About ROSE

Background: Denmark is the pioneering nation in reducing the rolling resistance (RR) between tire and road by optimizing road surfaces. Tire companies have come far by optimizing tires and many data are available for the effect of road texture on RR, but the Innovation Fund project COOEE (2011-2015) was the first to demonstrate that RR can be reduced by optimized pavements. Thus a 5% reduction of passenger-car energy consumption has recently been validated for the best test roads. The durability of the new generation of pavements needs to be further investigated and validated, however, before they can be implemented; moreover, even higher energy savings are likely obtainable.
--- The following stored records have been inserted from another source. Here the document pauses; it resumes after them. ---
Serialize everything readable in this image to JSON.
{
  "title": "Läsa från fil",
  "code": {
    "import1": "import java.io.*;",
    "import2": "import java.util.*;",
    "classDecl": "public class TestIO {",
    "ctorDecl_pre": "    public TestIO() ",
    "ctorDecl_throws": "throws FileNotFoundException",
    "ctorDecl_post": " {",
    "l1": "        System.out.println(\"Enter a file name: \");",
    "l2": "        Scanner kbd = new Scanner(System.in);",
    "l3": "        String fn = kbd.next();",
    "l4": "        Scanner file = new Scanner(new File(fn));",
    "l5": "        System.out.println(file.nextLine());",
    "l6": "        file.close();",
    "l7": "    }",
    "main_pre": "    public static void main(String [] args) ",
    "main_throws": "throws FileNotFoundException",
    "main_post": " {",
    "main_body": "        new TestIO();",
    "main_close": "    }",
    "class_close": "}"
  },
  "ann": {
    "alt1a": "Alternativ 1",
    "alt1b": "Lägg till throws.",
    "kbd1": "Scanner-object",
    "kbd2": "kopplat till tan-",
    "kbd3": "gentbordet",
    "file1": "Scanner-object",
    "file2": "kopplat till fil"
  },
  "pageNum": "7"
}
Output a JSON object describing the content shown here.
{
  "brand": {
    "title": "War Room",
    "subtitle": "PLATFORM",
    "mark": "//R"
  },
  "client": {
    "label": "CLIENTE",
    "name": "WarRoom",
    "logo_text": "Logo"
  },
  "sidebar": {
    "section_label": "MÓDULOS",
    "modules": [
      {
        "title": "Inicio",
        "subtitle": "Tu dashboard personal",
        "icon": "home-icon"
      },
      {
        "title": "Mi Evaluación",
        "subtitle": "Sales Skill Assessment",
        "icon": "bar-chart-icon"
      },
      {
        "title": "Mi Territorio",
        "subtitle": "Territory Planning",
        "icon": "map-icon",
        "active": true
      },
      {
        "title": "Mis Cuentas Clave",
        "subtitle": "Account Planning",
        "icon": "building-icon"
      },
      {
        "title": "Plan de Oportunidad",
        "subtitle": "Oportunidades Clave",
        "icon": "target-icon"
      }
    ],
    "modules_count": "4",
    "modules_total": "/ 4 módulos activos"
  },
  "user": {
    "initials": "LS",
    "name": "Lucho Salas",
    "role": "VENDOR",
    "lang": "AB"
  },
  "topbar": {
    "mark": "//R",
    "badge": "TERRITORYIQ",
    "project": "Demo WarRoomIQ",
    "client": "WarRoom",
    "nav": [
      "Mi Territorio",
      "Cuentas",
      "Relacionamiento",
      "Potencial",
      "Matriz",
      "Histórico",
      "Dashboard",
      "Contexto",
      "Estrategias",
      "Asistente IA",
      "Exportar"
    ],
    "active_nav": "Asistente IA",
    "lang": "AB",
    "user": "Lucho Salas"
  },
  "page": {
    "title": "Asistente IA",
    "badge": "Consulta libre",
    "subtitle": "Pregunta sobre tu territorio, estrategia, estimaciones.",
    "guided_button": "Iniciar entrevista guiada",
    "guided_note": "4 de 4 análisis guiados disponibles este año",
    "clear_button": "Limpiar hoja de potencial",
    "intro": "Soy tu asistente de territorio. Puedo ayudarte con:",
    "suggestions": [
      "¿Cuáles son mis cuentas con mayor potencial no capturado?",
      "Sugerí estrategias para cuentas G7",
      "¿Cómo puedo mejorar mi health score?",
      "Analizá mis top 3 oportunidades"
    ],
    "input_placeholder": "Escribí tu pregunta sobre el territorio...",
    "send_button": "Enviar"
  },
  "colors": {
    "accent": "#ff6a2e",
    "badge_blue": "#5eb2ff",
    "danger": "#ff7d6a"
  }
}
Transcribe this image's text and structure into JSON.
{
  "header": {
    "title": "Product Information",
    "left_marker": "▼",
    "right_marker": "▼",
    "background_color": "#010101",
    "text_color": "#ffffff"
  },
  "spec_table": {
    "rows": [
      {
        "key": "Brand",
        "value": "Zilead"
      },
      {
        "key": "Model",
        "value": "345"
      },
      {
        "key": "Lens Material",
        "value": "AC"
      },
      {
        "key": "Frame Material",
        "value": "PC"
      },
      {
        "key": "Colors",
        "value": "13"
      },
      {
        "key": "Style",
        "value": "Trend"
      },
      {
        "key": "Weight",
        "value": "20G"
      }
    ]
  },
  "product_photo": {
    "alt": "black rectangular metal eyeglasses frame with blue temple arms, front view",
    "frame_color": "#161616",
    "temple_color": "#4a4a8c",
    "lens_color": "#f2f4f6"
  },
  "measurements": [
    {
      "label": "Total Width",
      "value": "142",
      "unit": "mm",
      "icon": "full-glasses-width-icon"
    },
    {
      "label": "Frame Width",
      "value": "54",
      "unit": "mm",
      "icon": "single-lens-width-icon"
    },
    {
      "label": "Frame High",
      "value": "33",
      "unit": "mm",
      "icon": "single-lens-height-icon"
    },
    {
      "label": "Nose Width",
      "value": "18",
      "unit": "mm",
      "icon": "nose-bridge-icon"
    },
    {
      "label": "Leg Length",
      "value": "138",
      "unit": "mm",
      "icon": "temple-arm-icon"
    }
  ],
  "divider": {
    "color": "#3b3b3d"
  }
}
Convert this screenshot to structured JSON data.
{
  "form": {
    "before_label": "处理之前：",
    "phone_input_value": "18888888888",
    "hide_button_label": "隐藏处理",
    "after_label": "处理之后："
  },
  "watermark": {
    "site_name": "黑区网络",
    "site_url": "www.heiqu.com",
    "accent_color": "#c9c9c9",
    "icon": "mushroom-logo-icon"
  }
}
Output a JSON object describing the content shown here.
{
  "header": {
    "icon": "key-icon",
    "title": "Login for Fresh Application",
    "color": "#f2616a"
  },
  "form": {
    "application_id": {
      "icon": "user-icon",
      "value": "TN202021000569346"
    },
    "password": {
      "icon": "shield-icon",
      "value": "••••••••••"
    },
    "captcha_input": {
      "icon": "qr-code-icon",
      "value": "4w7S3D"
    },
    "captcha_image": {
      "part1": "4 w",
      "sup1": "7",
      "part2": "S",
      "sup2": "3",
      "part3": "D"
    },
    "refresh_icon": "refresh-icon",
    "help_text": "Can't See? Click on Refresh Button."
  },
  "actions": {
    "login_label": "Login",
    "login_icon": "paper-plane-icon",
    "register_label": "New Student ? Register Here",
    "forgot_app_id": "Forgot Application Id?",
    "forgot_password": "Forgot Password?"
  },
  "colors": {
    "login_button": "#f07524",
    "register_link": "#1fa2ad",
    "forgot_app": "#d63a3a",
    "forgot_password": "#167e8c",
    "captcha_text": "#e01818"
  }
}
Objectives: By reducing the RR ROSE (2016-2018) aims at designing a durable asphalt pavement with at least 6.5% reduction of passenger-car energy consumption compared to that of average present Danish roads.

Means: To achieve uniquely low RR properties one needs reliable mathematical models that answer the following two questions: 1) For a given surface and tire, what are the RR and the skid resistance? 2) For a given asphalt mix design and road construction method, what are the resulting road-surface texture and the road’s durability? As input to the first of these models, ROSE constructs a scaled-down “model- validation” laboratory for simultaneous measurements of RR and skid resistance, the first of its kind.

Success criteria: ROSE aims at resulting in a new and improved generation of asphalt pavements with at least a 6.5% lower RR than that of average present Danish roads. A further success criterion is that the ROSE results are implemented into the Danish Road Directorate’s asset-management system.

Value creation: ROSE involves all three parts of the value chain: research, development, and implementation. An important result of ROSE is the socio-economic value of reducing energy consumption by optimizing the road surfaces; as shown in research of the previous COOEE project, this is one of the few initiatives for reducing CO2 emissions that has a negative socio-economic cost. Besides these values, if the ROSE research is successful, its results will be commercialized by the two Danish companies involved (NCC A/S and Greenwood Engineering), primarily from 2019 and onwards, and possibly also by the other partners involved.